“It wasn’t a concern because he doesn’t have a small sample size,” Price said. “It’s not like spring training is a tryout. I don’t have any qualms about his ability to play the position.”
Bryan Price envisioned Peraza along with Billy Hamilton at the top of the lineup - both blessed with superior speed - setting up Joey Votto. That fell apart last season when both Peraza and Hamilton struggled to get on base.
Hamilton had .299 on-base percentage. Peraza’s was .297 with just 20 walks, surprisingly a career-high. He played seven more games than Hamilton. He didn’t get as many at bats because he was dropped in the batting order. Peraza hit first or second in 39 games and sixth or lower in 71 starts, with seventh his spot for 56 games.
That is his status as of now even though his numbers improved the last two months of the season. From July 27 on - his last 48 games - Peraza hit .293 and had a .361 on-base percentage. He set career highs in runs, hits, doubles, triples and home runs.
“For right now, he’ll hit seventh,” Price said “The lineup is fluid at this point. Whichever lineup that gives us the best chance, we’ll use.”
The Braves had Andrelton Simmons just ahead of Peraza in the system and moved Peraza to second base.
“The Braves told me when I went to winter ball in Venezuella to play shortstop,” Peraza said. “I played at High A (Lynchburg) in 2014, I played second base. Before that I played shortstop every time. Before I signed with the Braves I played shortstop and pitcher.”
Now he’s back at shortstop where he started. Atlanta changed his position because they liked his bat.
Peraza hit .342 at Lynchburg, the year he switched to second base. The Braves moved him to Double A Mississippi, where he continued to hit well (.335). Peraza hit 11 triples that season and stole 60 bases. An aggressive hitter, he only walked 17 times.
Starting 2015 at Triple A Gwinnett, Peraza hit .294 in 96 games with seven triples. He stole 26 bases. The Braves traded Peraza to the Dodgers at the trading deadline. The Dodgers added outfield to his tool box and he debuted with them late in the season, hitting .182 in seven games.
Reds scouts were trying to get him from Atlanta but worked a three-way deal with the Dodgers and White Sox before the 2016 season. The Reds gave up Todd Frazier. Peraza came to Cincinnati with Brendon Dixon and Scott Schebler.
Peraza continued to sharpen his skills with Magallanes in the Venezuelan Winter League where he played shortstop and hit .316 in nine games.
“I’m comfortable. I’m working in the cage, taking a lot of swings” Peraza said. “I went to winter ball and tried to feel good at the plate.”
Peraza has been at shortstop in both Cactus League games he’s been in.
“I have a great opportunity,” Peraza said. “I’m taking a lot of ground balls. I’m doing my job.

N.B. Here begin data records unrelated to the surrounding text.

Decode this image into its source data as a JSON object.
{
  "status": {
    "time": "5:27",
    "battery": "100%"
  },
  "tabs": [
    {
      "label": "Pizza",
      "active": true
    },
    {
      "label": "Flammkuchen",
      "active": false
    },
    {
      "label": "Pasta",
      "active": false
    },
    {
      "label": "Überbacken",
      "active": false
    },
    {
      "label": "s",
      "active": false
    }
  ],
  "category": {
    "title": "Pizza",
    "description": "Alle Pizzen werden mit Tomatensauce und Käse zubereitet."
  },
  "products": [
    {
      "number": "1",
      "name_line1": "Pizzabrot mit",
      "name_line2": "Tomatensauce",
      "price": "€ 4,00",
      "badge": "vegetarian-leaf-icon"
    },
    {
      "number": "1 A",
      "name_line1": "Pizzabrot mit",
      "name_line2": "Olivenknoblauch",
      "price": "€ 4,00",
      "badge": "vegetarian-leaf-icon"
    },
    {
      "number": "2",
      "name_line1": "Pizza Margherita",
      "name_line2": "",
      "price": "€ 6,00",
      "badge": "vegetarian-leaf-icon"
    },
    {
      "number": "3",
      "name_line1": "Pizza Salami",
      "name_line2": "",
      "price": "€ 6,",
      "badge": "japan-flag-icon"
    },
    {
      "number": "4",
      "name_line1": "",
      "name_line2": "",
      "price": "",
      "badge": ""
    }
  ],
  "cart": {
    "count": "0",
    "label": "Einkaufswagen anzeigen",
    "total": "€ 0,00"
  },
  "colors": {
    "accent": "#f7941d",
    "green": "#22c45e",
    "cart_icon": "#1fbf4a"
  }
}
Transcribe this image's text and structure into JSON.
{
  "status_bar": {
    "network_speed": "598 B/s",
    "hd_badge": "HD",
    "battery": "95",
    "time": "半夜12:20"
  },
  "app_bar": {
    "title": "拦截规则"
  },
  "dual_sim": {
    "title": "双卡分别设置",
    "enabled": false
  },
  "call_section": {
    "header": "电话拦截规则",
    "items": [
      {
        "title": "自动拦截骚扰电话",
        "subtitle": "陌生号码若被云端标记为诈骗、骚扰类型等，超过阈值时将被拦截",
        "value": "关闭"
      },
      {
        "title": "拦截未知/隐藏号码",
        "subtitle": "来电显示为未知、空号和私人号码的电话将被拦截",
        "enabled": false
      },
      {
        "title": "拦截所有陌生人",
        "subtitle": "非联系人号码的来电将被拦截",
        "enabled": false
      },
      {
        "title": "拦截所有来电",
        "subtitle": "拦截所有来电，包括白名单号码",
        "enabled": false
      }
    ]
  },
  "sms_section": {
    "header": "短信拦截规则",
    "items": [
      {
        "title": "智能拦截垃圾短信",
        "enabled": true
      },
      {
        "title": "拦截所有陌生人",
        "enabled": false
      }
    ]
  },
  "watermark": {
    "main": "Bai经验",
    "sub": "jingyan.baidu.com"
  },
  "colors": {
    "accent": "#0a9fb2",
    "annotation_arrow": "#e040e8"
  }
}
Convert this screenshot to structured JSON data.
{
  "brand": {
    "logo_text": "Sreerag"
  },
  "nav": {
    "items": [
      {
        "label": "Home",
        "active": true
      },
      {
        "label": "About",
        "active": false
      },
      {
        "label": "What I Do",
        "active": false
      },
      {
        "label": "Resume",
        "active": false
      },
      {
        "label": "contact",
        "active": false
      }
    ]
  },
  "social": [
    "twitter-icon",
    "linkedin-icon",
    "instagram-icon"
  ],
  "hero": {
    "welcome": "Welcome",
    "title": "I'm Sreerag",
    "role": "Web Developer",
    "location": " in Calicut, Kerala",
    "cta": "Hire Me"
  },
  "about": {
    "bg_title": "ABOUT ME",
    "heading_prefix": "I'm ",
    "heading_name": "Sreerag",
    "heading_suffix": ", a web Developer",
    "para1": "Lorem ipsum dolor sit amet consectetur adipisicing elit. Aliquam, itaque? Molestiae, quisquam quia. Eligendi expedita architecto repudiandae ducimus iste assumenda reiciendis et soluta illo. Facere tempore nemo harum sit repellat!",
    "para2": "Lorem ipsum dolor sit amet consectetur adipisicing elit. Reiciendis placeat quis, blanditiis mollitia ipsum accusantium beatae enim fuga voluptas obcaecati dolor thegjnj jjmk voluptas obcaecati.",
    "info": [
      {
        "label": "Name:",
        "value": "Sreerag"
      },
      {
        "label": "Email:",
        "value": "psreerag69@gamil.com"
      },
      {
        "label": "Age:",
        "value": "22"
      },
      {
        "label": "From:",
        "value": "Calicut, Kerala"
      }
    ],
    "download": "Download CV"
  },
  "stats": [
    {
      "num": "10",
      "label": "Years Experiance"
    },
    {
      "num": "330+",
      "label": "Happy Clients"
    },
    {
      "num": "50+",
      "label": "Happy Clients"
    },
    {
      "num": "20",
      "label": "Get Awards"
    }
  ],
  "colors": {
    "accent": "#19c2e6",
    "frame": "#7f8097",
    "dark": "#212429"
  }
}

I practice everyday, the same thing. It feels good.”
Quackenbush Quietly In The Mix
Veteran Kevin Quackenbush has 193 Major League games on his record, pitching for the Padres for four seasons.
He was placed on the disabled list last August and designated for assignment on September 1, clearing waivers and assigned to Triple A El Paso.
The Reds signed the former eighth-round pick of the Padres in 2011 to a minor-league deal in October.
“He’s kind of that off-the-radar guy who has really pitched very well,” Price said. “He is extremely prepared and has great confidence in his fastball. He has a really good curveball and isn’t overpowering with his velocity numbers but that guy who pitches with an elevated fastball.”
Quackenbush has been in seven games and allowed one unearned run.
Reds Add A Run
Unseen in the Reds’ 16-13 loss to the Milwaukee Brewers on Friday was the runner Alex Blandino crossed the plate before minor league pinch runner Michael Beltre was tagged in a rundown.
According to Jack Efta, who scored the game for the MLB.com live ap, no one saw the umpire signal that Blandino crossed the plate before the tag because the out ended the game.
The score, should historians decide to look up this game, is officially 16-14 and chalk up another RBI for Nick Senzel.